┌──

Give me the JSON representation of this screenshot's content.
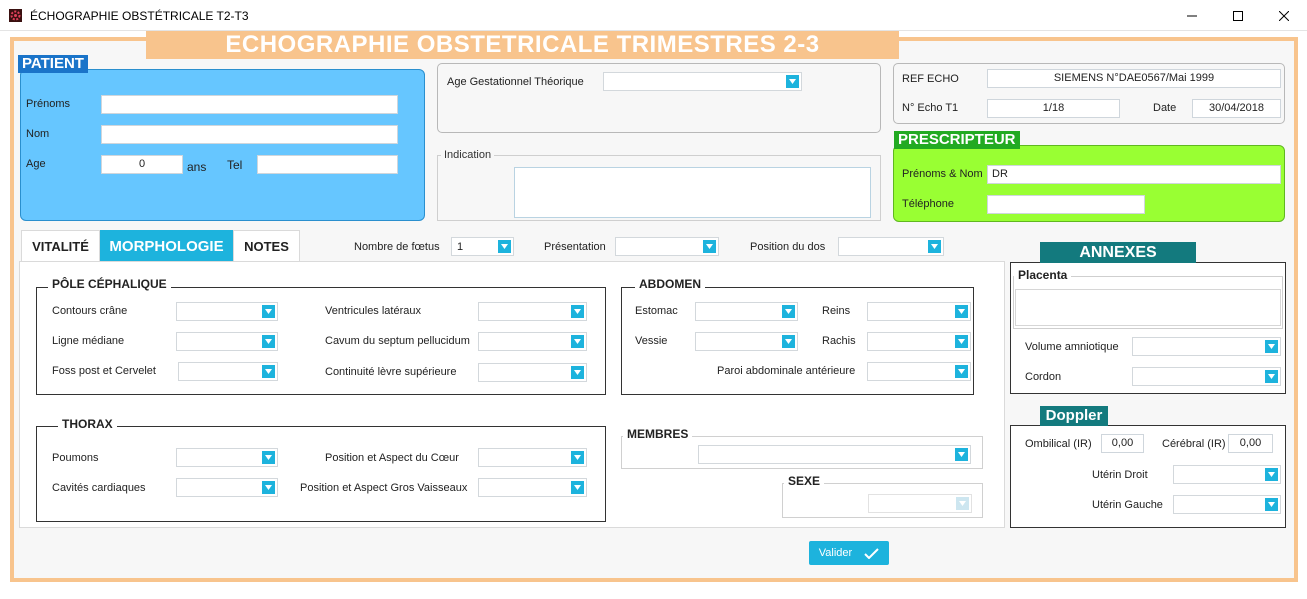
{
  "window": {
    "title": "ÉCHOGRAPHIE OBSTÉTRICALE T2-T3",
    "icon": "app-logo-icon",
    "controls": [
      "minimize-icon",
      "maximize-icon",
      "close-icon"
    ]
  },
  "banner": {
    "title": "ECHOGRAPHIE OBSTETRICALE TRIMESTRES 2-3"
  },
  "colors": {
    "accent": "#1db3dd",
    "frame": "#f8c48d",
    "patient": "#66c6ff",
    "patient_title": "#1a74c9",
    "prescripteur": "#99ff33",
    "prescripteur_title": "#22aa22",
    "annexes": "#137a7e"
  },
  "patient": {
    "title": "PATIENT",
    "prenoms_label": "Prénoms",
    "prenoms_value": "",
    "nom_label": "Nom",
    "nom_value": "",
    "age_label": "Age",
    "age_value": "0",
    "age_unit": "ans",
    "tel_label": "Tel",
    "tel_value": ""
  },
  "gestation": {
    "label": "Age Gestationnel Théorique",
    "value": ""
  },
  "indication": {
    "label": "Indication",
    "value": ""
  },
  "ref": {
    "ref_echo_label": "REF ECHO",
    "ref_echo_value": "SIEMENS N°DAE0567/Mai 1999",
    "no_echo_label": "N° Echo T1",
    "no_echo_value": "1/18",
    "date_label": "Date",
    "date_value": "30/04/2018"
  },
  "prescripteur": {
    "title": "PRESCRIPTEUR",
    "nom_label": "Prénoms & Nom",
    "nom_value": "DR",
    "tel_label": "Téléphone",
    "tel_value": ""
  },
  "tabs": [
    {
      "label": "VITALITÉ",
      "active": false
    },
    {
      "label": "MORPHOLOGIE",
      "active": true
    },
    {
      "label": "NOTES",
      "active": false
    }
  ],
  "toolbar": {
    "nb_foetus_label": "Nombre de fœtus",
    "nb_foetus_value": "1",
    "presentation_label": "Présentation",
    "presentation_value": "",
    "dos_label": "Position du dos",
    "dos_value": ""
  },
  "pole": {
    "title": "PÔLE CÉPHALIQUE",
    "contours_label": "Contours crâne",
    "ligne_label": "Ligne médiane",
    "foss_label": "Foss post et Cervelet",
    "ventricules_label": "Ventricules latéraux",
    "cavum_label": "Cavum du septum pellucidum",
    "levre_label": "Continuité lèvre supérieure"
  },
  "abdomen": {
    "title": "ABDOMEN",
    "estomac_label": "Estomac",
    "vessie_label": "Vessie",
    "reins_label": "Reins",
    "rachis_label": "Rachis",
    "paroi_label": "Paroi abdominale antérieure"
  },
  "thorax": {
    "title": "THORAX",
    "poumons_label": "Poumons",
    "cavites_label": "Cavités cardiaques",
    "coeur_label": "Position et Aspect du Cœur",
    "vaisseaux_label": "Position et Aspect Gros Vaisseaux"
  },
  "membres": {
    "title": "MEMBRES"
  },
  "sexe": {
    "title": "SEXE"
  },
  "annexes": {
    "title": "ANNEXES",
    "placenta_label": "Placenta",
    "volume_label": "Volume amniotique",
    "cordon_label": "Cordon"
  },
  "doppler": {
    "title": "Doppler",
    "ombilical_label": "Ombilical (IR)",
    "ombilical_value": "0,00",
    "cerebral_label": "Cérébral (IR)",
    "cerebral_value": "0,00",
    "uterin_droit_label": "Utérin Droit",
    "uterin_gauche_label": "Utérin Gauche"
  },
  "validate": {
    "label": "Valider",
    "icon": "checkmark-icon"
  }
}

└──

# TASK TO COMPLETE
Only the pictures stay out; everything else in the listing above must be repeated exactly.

# EXERCISE RESPONSE
Give me the JSON representation of this screenshot's content.
{
  "window": {
    "title": "ÉCHOGRAPHIE OBSTÉTRICALE T2-T3",
    "icon": "app-logo-icon",
    "controls": [
      "minimize-icon",
      "maximize-icon",
      "close-icon"
    ]
  },
  "banner": {
    "title": "ECHOGRAPHIE OBSTETRICALE TRIMESTRES 2-3"
  },
  "colors": {
    "accent": "#1db3dd",
    "frame": "#f8c48d",
    "patient": "#66c6ff",
    "patient_title": "#1a74c9",
    "prescripteur": "#99ff33",
    "prescripteur_title": "#22aa22",
    "annexes": "#137a7e"
  },
  "patient": {
    "title": "PATIENT",
    "prenoms_label": "Prénoms",
    "prenoms_value": "",
    "nom_label": "Nom",
    "nom_value": "",
    "age_label": "Age",
    "age_value": "0",
    "age_unit": "ans",
    "tel_label": "Tel",
    "tel_value": ""
  },
  "gestation": {
    "label": "Age Gestationnel Théorique",
    "value": ""
  },
  "indication": {
    "label": "Indication",
    "value": ""
  },
  "ref": {
    "ref_echo_label": "REF ECHO",
    "ref_echo_value": "SIEMENS N°DAE0567/Mai 1999",
    "no_echo_label": "N° Echo T1",
    "no_echo_value": "1/18",
    "date_label": "Date",
    "date_value": "30/04/2018"
  },
  "prescripteur": {
    "title": "PRESCRIPTEUR",
    "nom_label": "Prénoms & Nom",
    "nom_value": "DR",
    "tel_label": "Téléphone",
    "tel_value": ""
  },
  "tabs": [
    {
      "label": "VITALITÉ",
      "active": false
    },
    {
      "label": "MORPHOLOGIE",
      "active": true
    },
    {
      "label": "NOTES",
      "active": false
    }
  ],
  "toolbar": {
    "nb_foetus_label": "Nombre de fœtus",
    "nb_foetus_value": "1",
    "presentation_label": "Présentation",
    "presentation_value": "",
    "dos_label": "Position du dos",
    "dos_value": ""
  },
  "pole": {
    "title": "PÔLE CÉPHALIQUE",
    "contours_label": "Contours crâne",
    "ligne_label": "Ligne médiane",
    "foss_label": "Foss post et Cervelet",
    "ventricules_label": "Ventricules latéraux",
    "cavum_label": "Cavum du septum pellucidum",
    "levre_label": "Continuité lèvre supérieure"
  },
  "abdomen": {
    "title": "ABDOMEN",
    "estomac_label": "Estomac",
    "vessie_label": "Vessie",
    "reins_label": "Reins",
    "rachis_label": "Rachis",
    "paroi_label": "Paroi abdominale antérieure"
  },
  "thorax": {
    "title": "THORAX",
    "poumons_label": "Poumons",
    "cavites_label": "Cavités cardiaques",
    "coeur_label": "Position et Aspect du Cœur",
    "vaisseaux_label": "Position et Aspect Gros Vaisseaux"
  },
  "membres": {
    "title": "MEMBRES"
  },
  "sexe": {
    "title": "SEXE"
  },
  "annexes": {
    "title": "ANNEXES",
    "placenta_label": "Placenta",
    "volume_label": "Volume amniotique",
    "cordon_label": "Cordon"
  },
  "doppler": {
    "title": "Doppler",
    "ombilical_label": "Ombilical (IR)",
    "ombilical_value": "0,00",
    "cerebral_label": "Cérébral (IR)",
    "cerebral_value": "0,00",
    "uterin_droit_label": "Utérin Droit",
    "uterin_gauche_label": "Utérin Gauche"
  },
  "validate": {
    "label": "Valider",
    "icon": "checkmark-icon"
  }
}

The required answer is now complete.